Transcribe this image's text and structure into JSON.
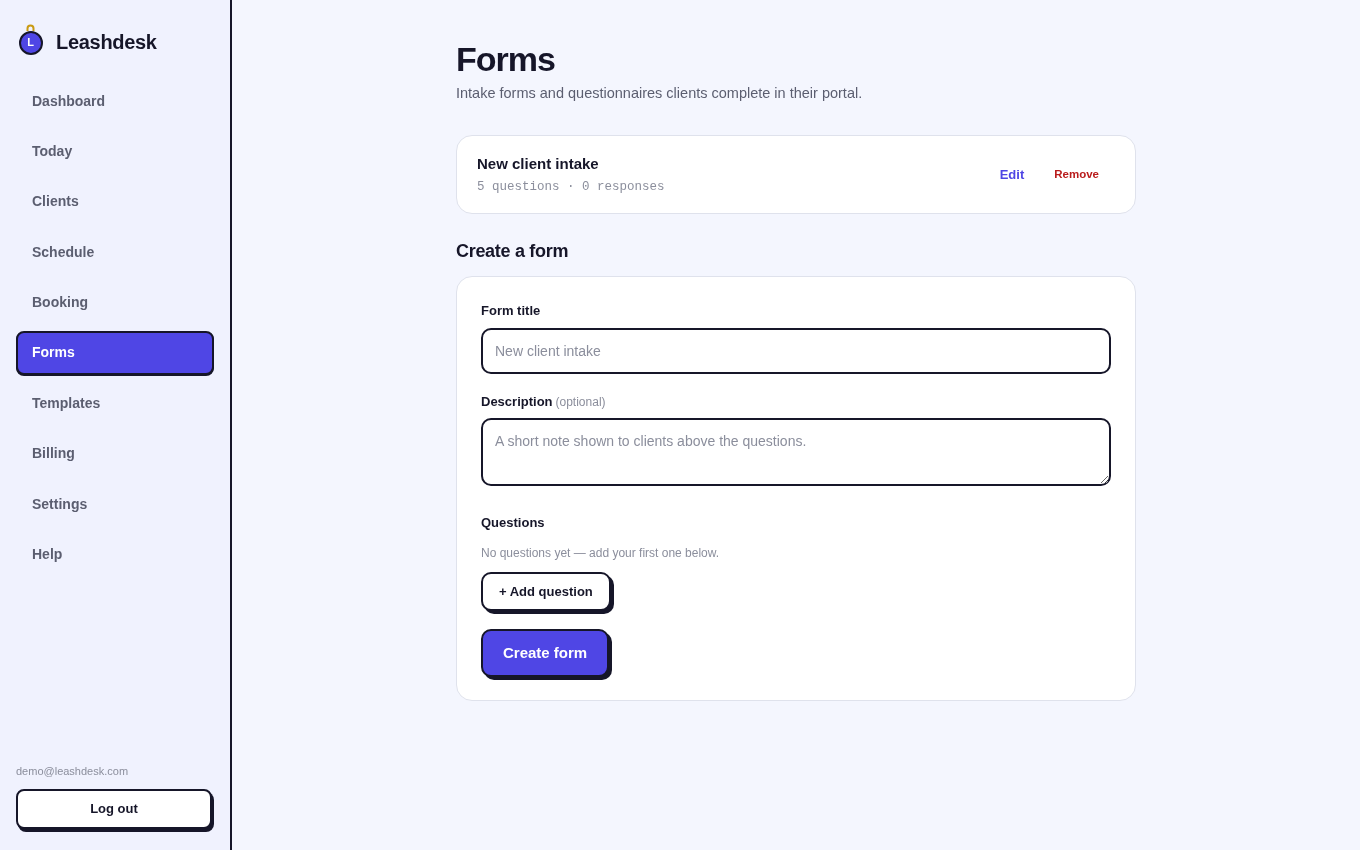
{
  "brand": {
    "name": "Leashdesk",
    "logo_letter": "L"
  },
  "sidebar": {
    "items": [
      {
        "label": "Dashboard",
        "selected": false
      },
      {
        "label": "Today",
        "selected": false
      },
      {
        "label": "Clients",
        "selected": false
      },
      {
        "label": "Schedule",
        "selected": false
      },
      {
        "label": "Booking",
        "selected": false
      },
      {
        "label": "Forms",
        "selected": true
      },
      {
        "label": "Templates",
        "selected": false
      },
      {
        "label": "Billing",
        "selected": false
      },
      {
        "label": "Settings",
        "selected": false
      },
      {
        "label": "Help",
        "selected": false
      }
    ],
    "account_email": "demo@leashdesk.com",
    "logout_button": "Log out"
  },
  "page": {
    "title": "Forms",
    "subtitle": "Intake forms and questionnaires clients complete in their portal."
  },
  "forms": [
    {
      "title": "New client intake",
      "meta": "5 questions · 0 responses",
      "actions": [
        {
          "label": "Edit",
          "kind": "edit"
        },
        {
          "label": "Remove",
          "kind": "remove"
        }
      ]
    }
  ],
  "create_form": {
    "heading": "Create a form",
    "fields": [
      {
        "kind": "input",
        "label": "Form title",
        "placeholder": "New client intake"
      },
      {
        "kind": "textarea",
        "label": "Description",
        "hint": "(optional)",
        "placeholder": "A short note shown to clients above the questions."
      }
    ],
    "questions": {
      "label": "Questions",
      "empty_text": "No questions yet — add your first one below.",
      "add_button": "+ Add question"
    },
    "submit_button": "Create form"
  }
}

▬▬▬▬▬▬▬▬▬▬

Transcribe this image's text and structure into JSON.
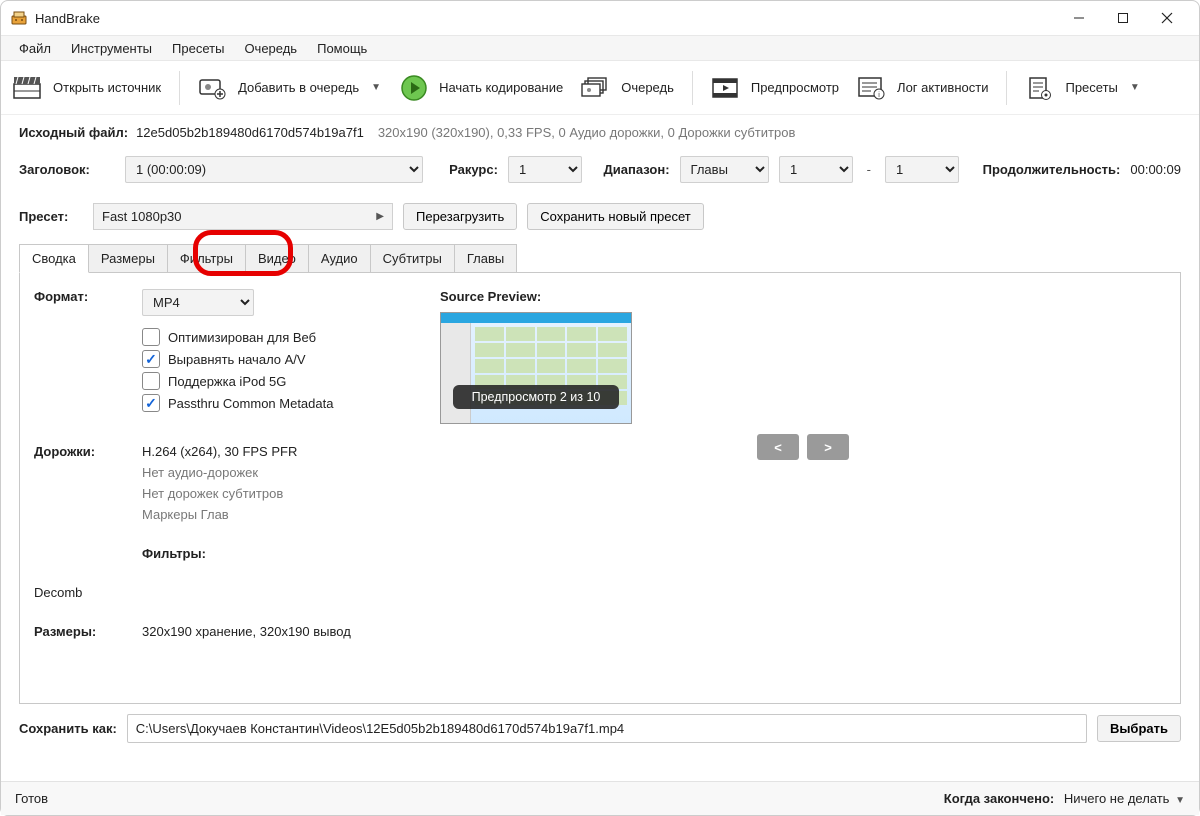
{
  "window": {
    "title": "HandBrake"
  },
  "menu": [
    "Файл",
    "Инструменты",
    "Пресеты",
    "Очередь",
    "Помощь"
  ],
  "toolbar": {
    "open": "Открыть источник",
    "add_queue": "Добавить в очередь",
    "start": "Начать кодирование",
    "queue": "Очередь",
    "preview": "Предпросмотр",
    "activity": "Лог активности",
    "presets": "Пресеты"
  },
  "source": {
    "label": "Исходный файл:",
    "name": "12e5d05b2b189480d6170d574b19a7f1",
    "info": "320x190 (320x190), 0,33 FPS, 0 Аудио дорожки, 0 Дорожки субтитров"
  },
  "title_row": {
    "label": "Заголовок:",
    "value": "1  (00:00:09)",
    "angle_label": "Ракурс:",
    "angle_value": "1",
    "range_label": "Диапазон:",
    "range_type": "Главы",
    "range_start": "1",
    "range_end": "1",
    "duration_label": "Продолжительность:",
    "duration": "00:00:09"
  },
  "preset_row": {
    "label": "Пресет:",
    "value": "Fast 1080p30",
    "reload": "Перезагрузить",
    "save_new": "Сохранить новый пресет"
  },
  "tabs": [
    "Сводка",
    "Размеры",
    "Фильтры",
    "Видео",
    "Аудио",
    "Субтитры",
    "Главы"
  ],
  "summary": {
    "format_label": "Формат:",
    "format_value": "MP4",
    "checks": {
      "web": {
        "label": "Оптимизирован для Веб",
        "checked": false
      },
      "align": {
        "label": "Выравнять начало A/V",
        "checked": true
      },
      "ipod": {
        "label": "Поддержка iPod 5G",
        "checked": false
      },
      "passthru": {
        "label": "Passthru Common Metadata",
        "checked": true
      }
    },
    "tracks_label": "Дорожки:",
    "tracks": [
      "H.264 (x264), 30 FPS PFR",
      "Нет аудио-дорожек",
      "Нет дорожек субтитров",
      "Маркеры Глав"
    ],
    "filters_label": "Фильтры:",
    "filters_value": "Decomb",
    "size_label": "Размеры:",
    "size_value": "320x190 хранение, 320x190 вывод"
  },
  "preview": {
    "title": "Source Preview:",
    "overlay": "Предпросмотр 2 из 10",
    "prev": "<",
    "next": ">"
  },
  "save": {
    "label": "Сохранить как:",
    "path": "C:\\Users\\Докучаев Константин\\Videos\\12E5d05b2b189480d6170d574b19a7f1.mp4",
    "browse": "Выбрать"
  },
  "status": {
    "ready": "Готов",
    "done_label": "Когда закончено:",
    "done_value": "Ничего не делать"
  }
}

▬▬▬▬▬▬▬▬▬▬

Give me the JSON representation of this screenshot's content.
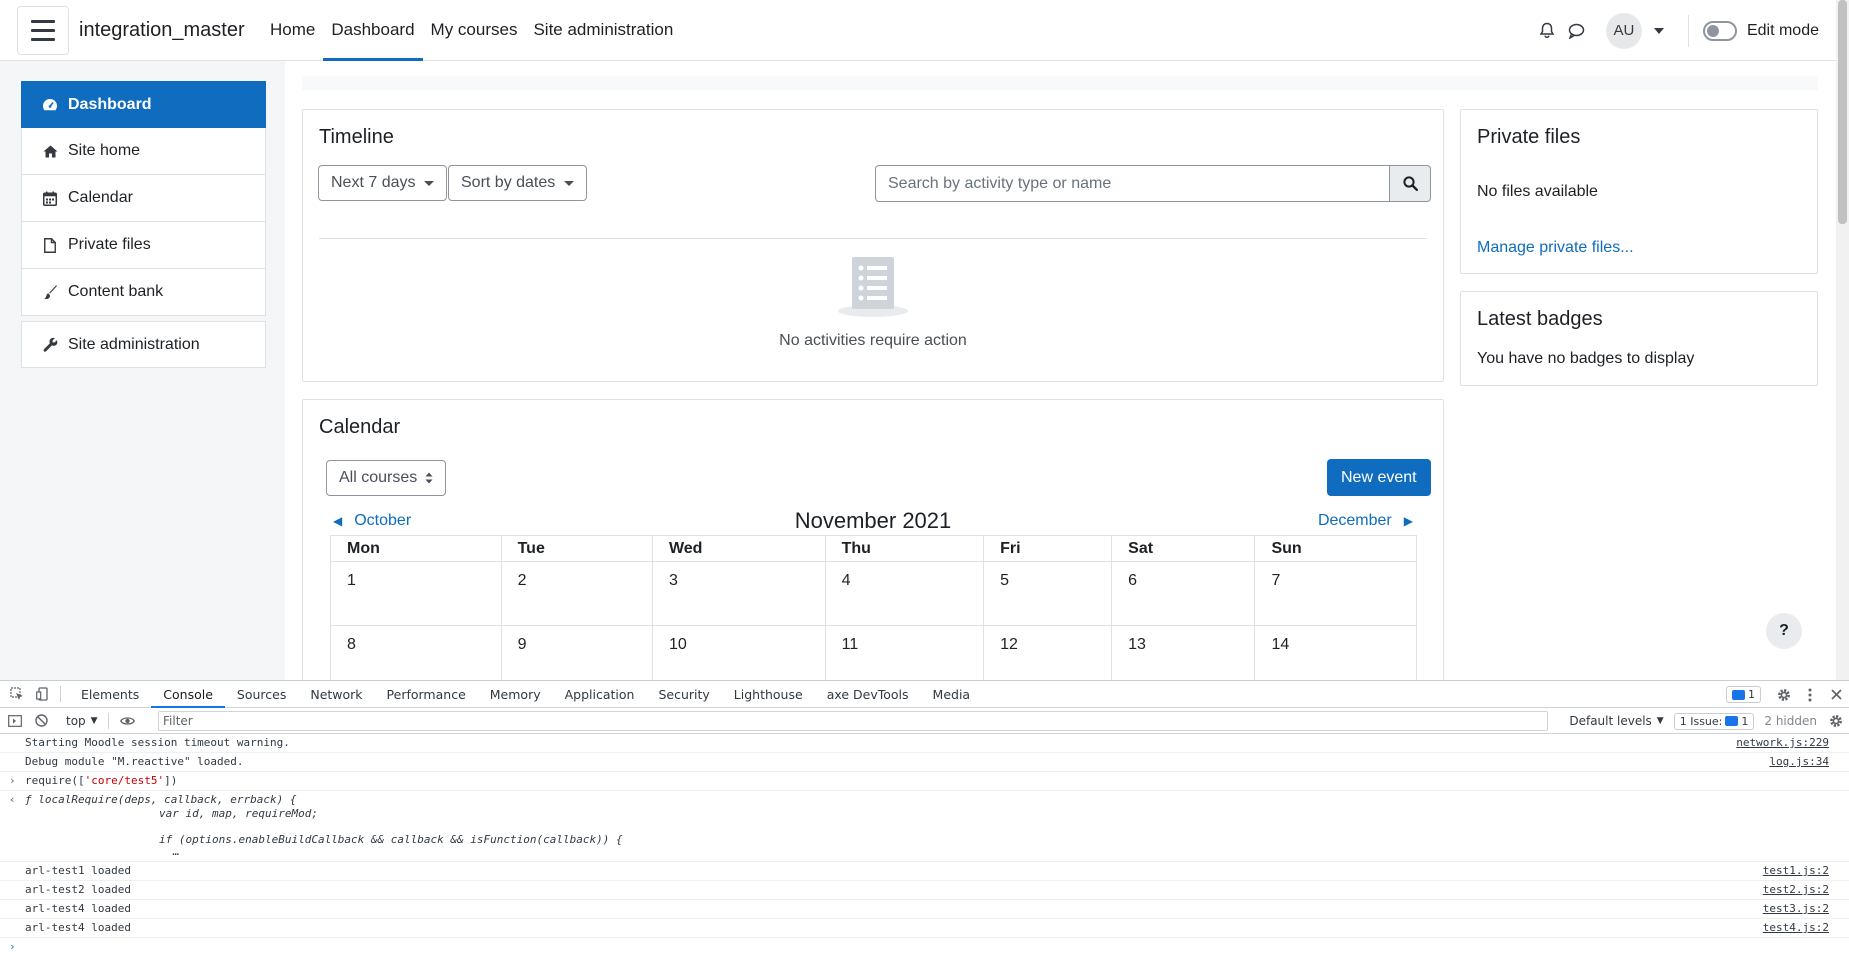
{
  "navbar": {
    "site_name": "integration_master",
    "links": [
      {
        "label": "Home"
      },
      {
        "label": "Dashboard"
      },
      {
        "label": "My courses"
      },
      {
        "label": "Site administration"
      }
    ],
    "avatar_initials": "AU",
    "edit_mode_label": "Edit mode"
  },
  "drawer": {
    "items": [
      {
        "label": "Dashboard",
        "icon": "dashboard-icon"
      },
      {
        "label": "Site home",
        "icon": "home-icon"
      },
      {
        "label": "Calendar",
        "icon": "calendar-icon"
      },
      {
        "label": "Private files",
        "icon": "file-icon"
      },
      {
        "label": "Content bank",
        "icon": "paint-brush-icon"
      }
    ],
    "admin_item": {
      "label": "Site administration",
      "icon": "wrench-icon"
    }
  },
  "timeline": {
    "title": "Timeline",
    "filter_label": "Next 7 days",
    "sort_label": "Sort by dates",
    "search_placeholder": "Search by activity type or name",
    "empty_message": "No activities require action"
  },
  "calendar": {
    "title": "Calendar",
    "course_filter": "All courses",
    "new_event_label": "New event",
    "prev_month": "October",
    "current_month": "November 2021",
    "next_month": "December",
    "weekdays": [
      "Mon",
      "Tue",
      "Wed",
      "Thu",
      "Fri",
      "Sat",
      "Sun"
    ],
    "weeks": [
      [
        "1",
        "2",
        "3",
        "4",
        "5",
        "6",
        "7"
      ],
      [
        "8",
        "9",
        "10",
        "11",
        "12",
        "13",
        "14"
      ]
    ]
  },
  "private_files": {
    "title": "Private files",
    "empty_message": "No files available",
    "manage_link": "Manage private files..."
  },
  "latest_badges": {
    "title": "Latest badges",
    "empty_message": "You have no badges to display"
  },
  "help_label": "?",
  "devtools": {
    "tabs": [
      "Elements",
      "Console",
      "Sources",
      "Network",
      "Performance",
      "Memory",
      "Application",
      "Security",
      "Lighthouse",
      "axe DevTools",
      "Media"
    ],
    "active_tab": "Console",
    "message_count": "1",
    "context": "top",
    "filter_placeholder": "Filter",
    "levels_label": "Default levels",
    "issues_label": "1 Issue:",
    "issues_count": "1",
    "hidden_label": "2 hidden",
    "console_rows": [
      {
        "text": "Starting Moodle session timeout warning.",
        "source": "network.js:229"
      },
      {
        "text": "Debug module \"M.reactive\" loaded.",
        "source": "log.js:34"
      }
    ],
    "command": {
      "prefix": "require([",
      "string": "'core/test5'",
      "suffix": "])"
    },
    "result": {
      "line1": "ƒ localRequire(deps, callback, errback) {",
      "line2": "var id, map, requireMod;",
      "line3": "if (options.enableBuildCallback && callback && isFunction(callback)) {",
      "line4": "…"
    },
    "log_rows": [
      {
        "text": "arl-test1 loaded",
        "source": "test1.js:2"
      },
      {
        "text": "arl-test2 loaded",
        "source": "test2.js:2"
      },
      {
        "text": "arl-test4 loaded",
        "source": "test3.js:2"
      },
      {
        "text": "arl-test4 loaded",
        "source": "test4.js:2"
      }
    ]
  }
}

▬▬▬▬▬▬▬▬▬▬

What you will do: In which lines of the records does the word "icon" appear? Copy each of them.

Your solution:
        "icon": "dashboard-icon"
        "icon": "home-icon"
        "icon": "calendar-icon"
        "icon": "file-icon"
        "icon": "paint-brush-icon"
      "icon": "wrench-icon"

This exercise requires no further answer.